Students for Fair Admissions, an organization purporting to represent Asian American college applicants and headed by Edward Blum, filed an opposition earlier this week to a motion filed by twenty-one ethnically and racially diverse Harvard student and alumni organizations who support inclusive admissions to have their stories be part of the case. Blum’s opposition requests that the court exclude the declarations submitted by these Harvard groups—organizations that have advocated for racial inclusion on campus for decades and have vast institutional knowledge about issues affecting Harvard students of color.

“Ed Blum is attempting to silence the voices of actual students and alumni from diverse backgrounds who can speak to the lived experience at Harvard, said Rachel Kleinman, LDF’s Senior Counsel. “This latest move further exposes SFFA’s hidden agenda. Rather than looking out for students, Ed Blum is simply focused on blocking programs that promote diversity, no matter the consequences.

“These organizations have eloquently expressed their belief that race must continue to be considered in Harvard’s admissions process and have bravely shared their members’ personal stories. It is crucial that we listen to these students—not shut them out simply because they pose a threat to Ed Blum’s case.”

In support of their brief, representatives from 21 Harvard student and alumni organizations submitted declarations describing their experiences, and those of their members, with racial isolation—and, at times, racial hostility—on campus, the benefits of diversity to all students, and their commitment to inclusive admissions policies.

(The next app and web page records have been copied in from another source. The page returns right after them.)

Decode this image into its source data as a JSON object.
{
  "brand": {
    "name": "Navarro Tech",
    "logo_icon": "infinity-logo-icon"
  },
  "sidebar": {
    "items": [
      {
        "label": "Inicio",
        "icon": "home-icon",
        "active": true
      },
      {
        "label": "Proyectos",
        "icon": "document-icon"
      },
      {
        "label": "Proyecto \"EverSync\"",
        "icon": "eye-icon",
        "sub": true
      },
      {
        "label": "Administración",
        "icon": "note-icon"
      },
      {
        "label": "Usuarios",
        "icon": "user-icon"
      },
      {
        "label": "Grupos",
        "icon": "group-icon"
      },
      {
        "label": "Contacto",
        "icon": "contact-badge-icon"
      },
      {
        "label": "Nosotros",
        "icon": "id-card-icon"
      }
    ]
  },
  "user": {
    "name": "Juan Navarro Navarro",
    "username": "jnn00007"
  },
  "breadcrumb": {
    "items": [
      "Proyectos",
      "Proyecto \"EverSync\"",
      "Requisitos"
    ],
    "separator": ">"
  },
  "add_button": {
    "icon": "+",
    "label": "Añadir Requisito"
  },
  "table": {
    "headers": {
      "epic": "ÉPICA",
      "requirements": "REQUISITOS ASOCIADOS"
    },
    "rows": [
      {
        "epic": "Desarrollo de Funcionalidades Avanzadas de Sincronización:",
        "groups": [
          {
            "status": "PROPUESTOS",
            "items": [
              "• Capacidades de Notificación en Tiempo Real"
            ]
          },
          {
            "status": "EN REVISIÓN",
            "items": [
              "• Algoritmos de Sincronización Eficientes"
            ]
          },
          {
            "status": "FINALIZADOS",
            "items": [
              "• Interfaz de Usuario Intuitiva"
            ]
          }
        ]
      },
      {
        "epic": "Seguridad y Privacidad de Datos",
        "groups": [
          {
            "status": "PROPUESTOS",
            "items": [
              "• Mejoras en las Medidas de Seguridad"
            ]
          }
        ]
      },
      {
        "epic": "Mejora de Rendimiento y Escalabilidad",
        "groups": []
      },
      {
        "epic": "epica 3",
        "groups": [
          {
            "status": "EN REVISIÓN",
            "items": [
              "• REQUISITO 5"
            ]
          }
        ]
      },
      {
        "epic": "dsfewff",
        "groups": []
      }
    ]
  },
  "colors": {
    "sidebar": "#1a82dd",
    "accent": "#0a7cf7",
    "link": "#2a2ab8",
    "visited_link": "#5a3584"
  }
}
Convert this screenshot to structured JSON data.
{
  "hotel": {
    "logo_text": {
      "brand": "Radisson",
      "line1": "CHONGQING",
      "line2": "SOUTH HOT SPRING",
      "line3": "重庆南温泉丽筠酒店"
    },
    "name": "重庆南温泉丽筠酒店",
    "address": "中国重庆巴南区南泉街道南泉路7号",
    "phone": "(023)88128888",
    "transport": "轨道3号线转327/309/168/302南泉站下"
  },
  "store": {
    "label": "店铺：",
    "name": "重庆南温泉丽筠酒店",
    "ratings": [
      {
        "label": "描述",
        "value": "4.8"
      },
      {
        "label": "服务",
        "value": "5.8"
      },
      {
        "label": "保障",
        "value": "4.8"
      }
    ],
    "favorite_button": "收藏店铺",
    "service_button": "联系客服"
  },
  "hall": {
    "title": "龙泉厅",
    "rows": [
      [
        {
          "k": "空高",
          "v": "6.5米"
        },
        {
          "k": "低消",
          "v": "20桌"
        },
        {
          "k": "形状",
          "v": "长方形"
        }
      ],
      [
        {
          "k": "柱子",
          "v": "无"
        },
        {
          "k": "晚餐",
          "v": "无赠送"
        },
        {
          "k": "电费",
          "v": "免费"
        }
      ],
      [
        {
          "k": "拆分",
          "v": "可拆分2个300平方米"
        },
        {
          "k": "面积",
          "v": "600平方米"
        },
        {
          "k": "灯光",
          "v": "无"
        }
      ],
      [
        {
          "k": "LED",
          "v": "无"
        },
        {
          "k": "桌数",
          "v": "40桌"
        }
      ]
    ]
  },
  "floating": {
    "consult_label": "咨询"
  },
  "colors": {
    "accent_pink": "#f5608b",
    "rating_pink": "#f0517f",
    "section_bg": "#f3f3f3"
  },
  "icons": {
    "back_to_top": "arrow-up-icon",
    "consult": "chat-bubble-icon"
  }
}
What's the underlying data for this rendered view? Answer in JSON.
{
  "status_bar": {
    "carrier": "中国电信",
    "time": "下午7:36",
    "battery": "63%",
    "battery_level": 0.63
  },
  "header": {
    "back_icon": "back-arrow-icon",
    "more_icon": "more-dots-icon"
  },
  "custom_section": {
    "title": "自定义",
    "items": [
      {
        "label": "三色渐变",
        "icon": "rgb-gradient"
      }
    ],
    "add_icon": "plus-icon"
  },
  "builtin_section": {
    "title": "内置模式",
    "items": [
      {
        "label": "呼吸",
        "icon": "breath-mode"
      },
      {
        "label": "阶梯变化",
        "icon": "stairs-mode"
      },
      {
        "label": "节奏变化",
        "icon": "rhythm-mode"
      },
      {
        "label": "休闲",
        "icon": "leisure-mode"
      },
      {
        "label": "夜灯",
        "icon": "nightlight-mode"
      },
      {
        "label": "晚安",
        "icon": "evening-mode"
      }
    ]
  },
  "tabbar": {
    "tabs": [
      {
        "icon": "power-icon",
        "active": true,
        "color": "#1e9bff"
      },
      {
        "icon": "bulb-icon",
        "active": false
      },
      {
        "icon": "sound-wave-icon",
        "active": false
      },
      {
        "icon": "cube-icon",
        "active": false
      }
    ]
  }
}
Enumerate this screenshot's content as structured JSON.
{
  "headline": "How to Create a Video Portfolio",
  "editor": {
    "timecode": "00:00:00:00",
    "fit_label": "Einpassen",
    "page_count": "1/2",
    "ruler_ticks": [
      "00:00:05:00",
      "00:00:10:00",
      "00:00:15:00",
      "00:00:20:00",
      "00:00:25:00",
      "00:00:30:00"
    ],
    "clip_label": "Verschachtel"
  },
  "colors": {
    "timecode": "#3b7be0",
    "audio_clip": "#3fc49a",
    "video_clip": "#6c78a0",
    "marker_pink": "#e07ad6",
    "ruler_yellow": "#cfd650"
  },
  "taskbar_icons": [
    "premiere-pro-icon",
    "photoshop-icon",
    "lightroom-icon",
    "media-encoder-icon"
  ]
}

Catherine Ho and Stephanie Tang of Harvard Asian American Women’s Association, Rewan Abdelwahab ofHarvard Islamic Society and Minority Association of Premedical Students, Abraham Lee and Nicole Kim of Harvard Korean Association, Simileoluwa Falako and Madison Trice of Harvard-Radcliffe Black Student Association, Sonya Kalara and Fatima Shahbaz of Harvard South Asian Association, Rashid Yasin of Harvard University Muslim Alumni,  Melissa Tran of Harvard Vietnamese Association, and Alice Cheng of Task Force on Asian and Pacific American Studies at Harvard College issued the following statement:

“We are at the heart of this case. Our lived experiences speak loudly and authentically about why diversity on our campus matters and why the removal of race from Harvard’s admissions policies is not an option. Our voices must be heard.”

Read the LDF brief and declarations from the Harvard student and alumni organizations here.


Founded in 1940, the NAACP Legal Defense and Educational Fund, Inc. (LDF) is the nation’s first civil and human rights law organization and has been completely separate from the National Association for the Advancement of Colored People (NAACP) since 1957—although LDF was originally founded by the NAACP and shares its commitment to equal rights. LDF’s Thurgood Marshall Institute is a multi-disciplinary and collaborative hub within LDF that launches targeted campaigns and undertakes innovative research to shape the civil rights narrative. In media attributions, please refer to us as the NAACP Legal Defense Fund or LDF.